iPhones, and those primitive Xboxes
That weren’t implanted but, instead, sat on
Your furniture. He loved the off-brand dawn
His window ran, recorded when the sun
Could still be seen. He loved such stuff as Fun
House, Horses, Astral Weeks, The La’s, Pet Sounds,
Thomas Disch’s essays, Ezra Pound’s
Which came first, the “foxes” or the “Xboxes?” I don’t remember. But I do remember having no clear sense of what it meant that the sun could no longer be seen; I just liked the sound of that “off-brand dawn,” and anyway, I needed at least the “dawn” because the Xboxes of the future no longer sit “on” furniture. (You can start to see how the rhyme scheme wasn’t just a collaborator; at times, it was a dictator.)
Now, the impact of the “foxes/Xboxes” rhyme was microscopic and more or less contained to the passage above. But it turns out that that missing sun, a throwaway prop, would throw its shadow over the rest of the book. After all, and as I discovered a chapter later, humans of the future have been careless. They’ve teleported so much trash into the exosphere, the trash has cohered into a cloud and come to obscure the sun.
For several years, writing my verse novel, there was always something to wake up to: a plotline to advance, a character to add flesh to, another couplet to complete. Like an AI come into consciousness, Forgotten Work came to write itself. What a relief this was. I noted, above, that I’d wanted to try something harder, something more ambitious than the short lyric poem. But I’d be terrified to attempt a short lyric poem now. Where would I even start?
The verse novel liberates poets from waiting around for lightning bolts—there’s too much work to do! It also opens us up to poetic opportunities we might not otherwise realize we have. At one point in Forgotten Work, I explain a robot dog:
White but flecked
With grainy dots, the Shiba was a plastic
Model that could stretch and turn elastic,
Or press through a fence, its body bulging
Forth as Play-Doh worms, the fence divulging
I love short lyric poems; I fall before Daniel Brown, Kay Ryan, Robyn Sarah, and Samuel Menashe. But I don’t know how I’d ever have gotten to an image like that “body bulging / Forth as Play-Doh worms, the fence divulging / Dog,” if I’d been writing the regular kind of poem, and not mulling over the makes of robot dog available in the 2050s.
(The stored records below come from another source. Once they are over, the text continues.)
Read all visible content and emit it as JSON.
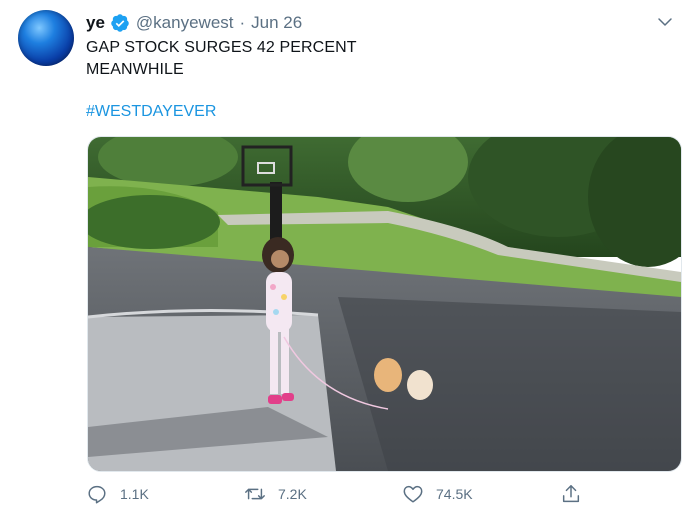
{
  "tweet": {
    "author_name": "ye",
    "handle": "@kanyewest",
    "separator": "·",
    "date": "Jun 26",
    "verified": true,
    "text_lines": [
      "GAP STOCK SURGES 42 PERCENT",
      "MEANWHILE"
    ],
    "hashtag": "#WESTDAYEVER"
  },
  "actions": {
    "reply_count": "1.1K",
    "retweet_count": "7.2K",
    "like_count": "74.5K"
  },
  "colors": {
    "accent": "#1b95e0",
    "muted": "#5b7083",
    "text": "#0f1419"
  },
  "icons": {
    "avatar": "blue-sphere-avatar",
    "verified": "verified-badge-icon",
    "menu": "chevron-down-icon",
    "reply": "reply-icon",
    "retweet": "retweet-icon",
    "like": "heart-icon",
    "share": "share-icon"
  }
}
“I became a journalist partly so that I wouldn’t ever have to rely on the press for my information,” said the late Christopher Hitchens. I sometimes harbor a similar thought when it comes to poetry. The stuff I want to read simply isn’t the stuff most poets are offering up (not enough robot dog, for one) so I have to mint it myself. This is why I write less and less about poetry these days—you’re welcome!—and also why I can’t stop reading works like Pale Fire or, say, Don Juan.
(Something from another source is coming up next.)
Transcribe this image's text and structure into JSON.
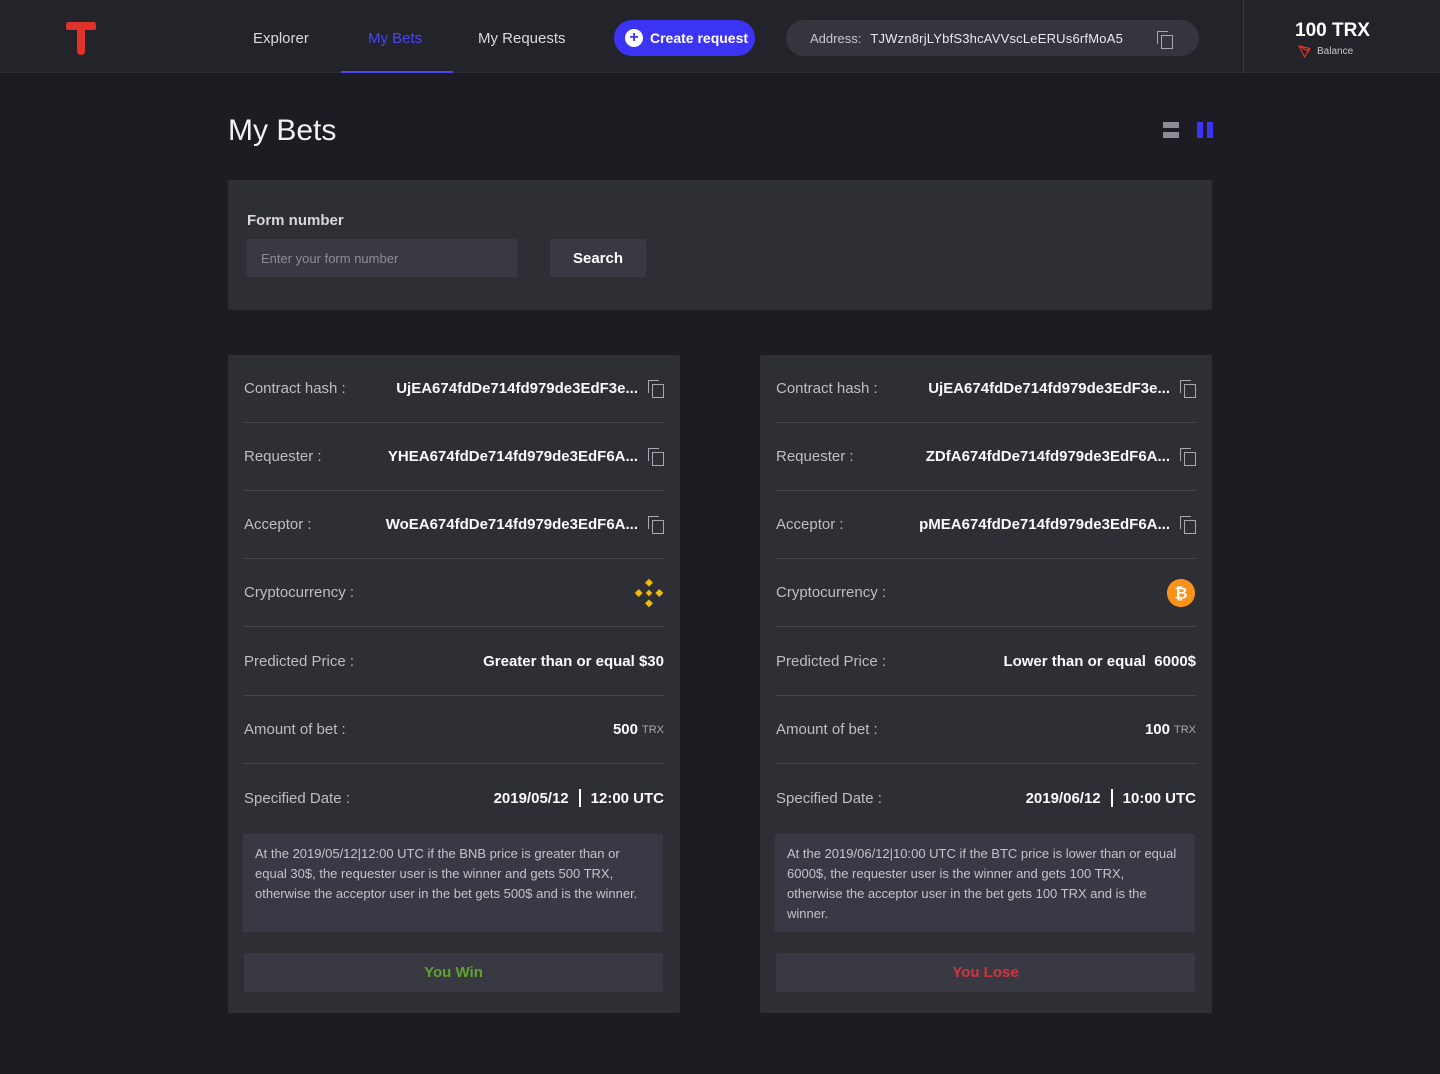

Written in the 19th century, Byron’s proto-verse novel strikes me now as more modern than The Waste Land (than most poetry, really) even if it’s less useful to the professor who has 50 minutes to fill and needs something sticky to explicate. It’s faster, funnier, more energetic, more violent. More readable.
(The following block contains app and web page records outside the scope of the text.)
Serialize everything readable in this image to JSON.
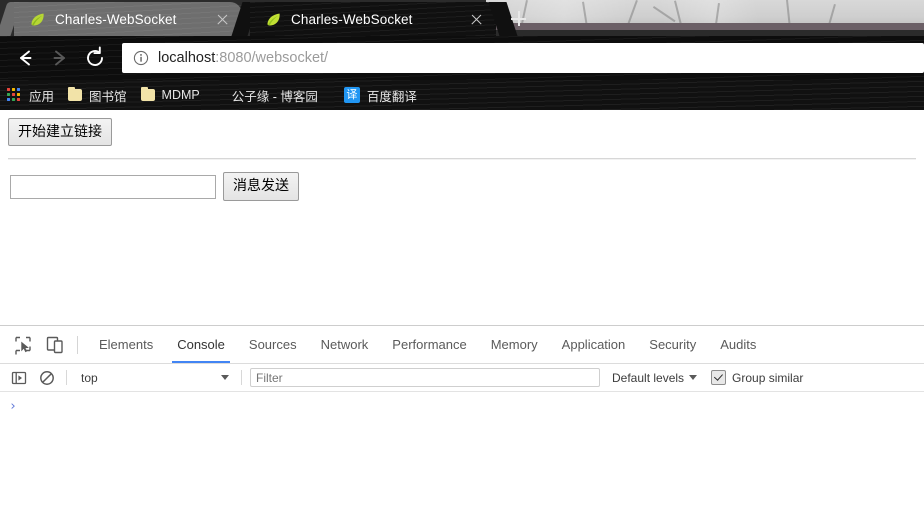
{
  "browser": {
    "tabs": [
      {
        "title": "Charles-WebSocket",
        "favicon": "leaf-icon",
        "active": false,
        "close_label": "×"
      },
      {
        "title": "Charles-WebSocket",
        "favicon": "leaf-icon",
        "active": true,
        "close_label": "×"
      }
    ],
    "new_tab_label": "+",
    "nav": {
      "back_label": "←",
      "forward_label": "→",
      "reload_label": "⟳"
    },
    "omnibox": {
      "info_icon": "info-circle-icon",
      "url_host": "localhost",
      "url_rest": ":8080/websocket/",
      "full_url": "localhost:8080/websocket/"
    },
    "bookmarks": [
      {
        "label": "应用",
        "icon": "apps-grid-icon"
      },
      {
        "label": "图书馆",
        "icon": "folder-icon"
      },
      {
        "label": "MDMP",
        "icon": "folder-icon"
      },
      {
        "label": "公子缘 - 博客园",
        "icon": "none"
      },
      {
        "label": "百度翻译",
        "icon": "translate-icon",
        "icon_text": "译"
      }
    ]
  },
  "page": {
    "connect_button": "开始建立链接",
    "message_input_value": "",
    "message_input_placeholder": "",
    "send_button": "消息发送"
  },
  "devtools": {
    "inspect_icon": "inspect-cursor-icon",
    "device_icon": "device-toolbar-icon",
    "tabs": [
      {
        "label": "Elements",
        "active": false
      },
      {
        "label": "Console",
        "active": true
      },
      {
        "label": "Sources",
        "active": false
      },
      {
        "label": "Network",
        "active": false
      },
      {
        "label": "Performance",
        "active": false
      },
      {
        "label": "Memory",
        "active": false
      },
      {
        "label": "Application",
        "active": false
      },
      {
        "label": "Security",
        "active": false
      },
      {
        "label": "Audits",
        "active": false
      }
    ],
    "console": {
      "sidebar_icon": "console-sidebar-icon",
      "clear_icon": "clear-console-icon",
      "context": "top",
      "filter_placeholder": "Filter",
      "filter_value": "",
      "levels_label": "Default levels",
      "group_similar_label": "Group similar",
      "group_similar_checked": true,
      "prompt_symbol": "›"
    }
  },
  "colors": {
    "accent_blue": "#4285f4",
    "prompt_blue": "#6078d8",
    "translate_blue": "#2196f3",
    "folder_yellow": "#f2e3a8"
  }
}
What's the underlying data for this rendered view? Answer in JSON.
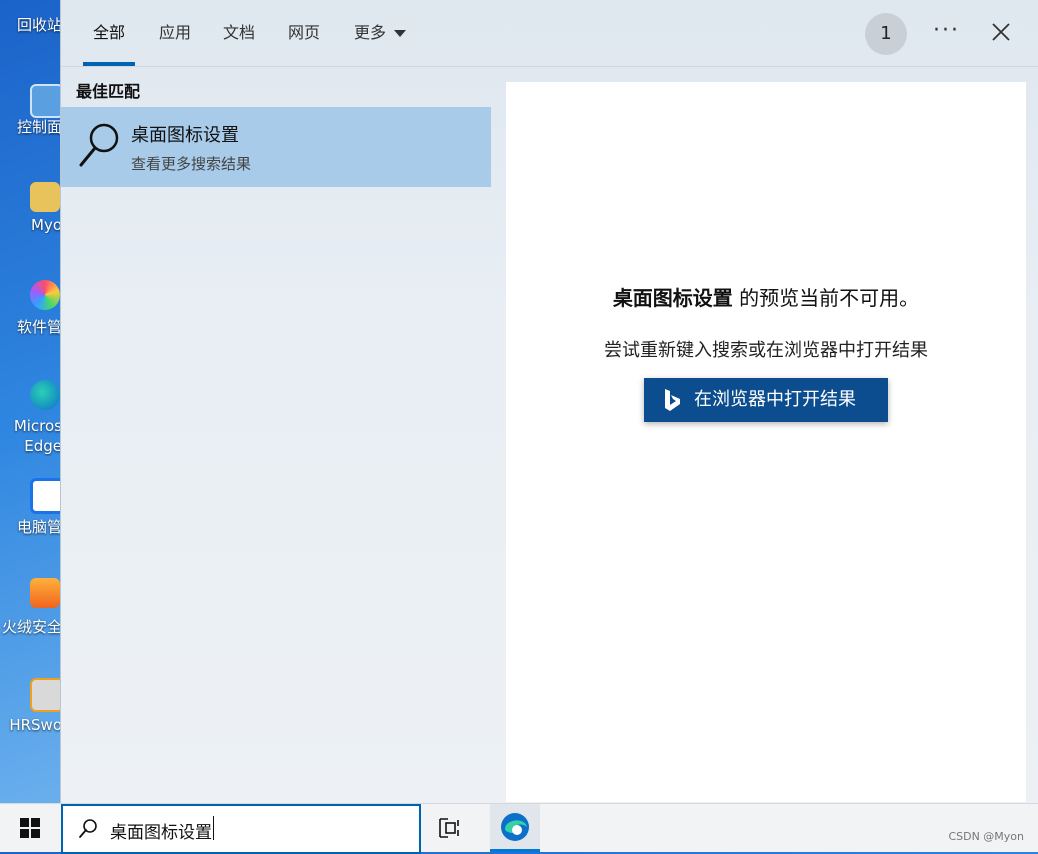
{
  "desktop": {
    "icons": [
      {
        "label": "回收站",
        "icon": "recycle-bin-icon"
      },
      {
        "label": "控制面",
        "icon": "control-panel-icon"
      },
      {
        "label": "Myo",
        "icon": "user-folder-icon"
      },
      {
        "label": "软件管",
        "icon": "software-manager-icon"
      },
      {
        "label": "Micros Edge",
        "icon": "edge-icon"
      },
      {
        "label": "电脑管",
        "icon": "pc-manager-icon"
      },
      {
        "label": "火绒安全",
        "icon": "huorong-icon"
      },
      {
        "label": "HRSwo",
        "icon": "hrsword-icon"
      }
    ]
  },
  "search_panel": {
    "tabs": [
      "全部",
      "应用",
      "文档",
      "网页",
      "更多"
    ],
    "active_tab": "全部",
    "badge_count": "1",
    "section_title": "最佳匹配",
    "best_match": {
      "title": "桌面图标设置",
      "subtitle": "查看更多搜索结果"
    },
    "preview": {
      "term": "桌面图标设置",
      "message_suffix": " 的预览当前不可用。",
      "hint": "尝试重新键入搜索或在浏览器中打开结果",
      "button_label": "在浏览器中打开结果"
    }
  },
  "taskbar": {
    "search_value": "桌面图标设置",
    "watermark": "CSDN @Myon⁠⁠",
    "accent": "#0063b1"
  }
}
I get that I sound like a hopeless crank. Still, I can’t help but think that the future of poetry, or one future for poetry, can be found in the past, in works like Pale Fire, Don Juan, and The Golden Gate, among others (though not many others!). As another hopeless crank, a character from Forgotten Work, reflects in iambs:
The futures we prefer have long since passed.
Tomorrow is interred inside the past.
Jason Guriel’s novel Forgotten Work is available now.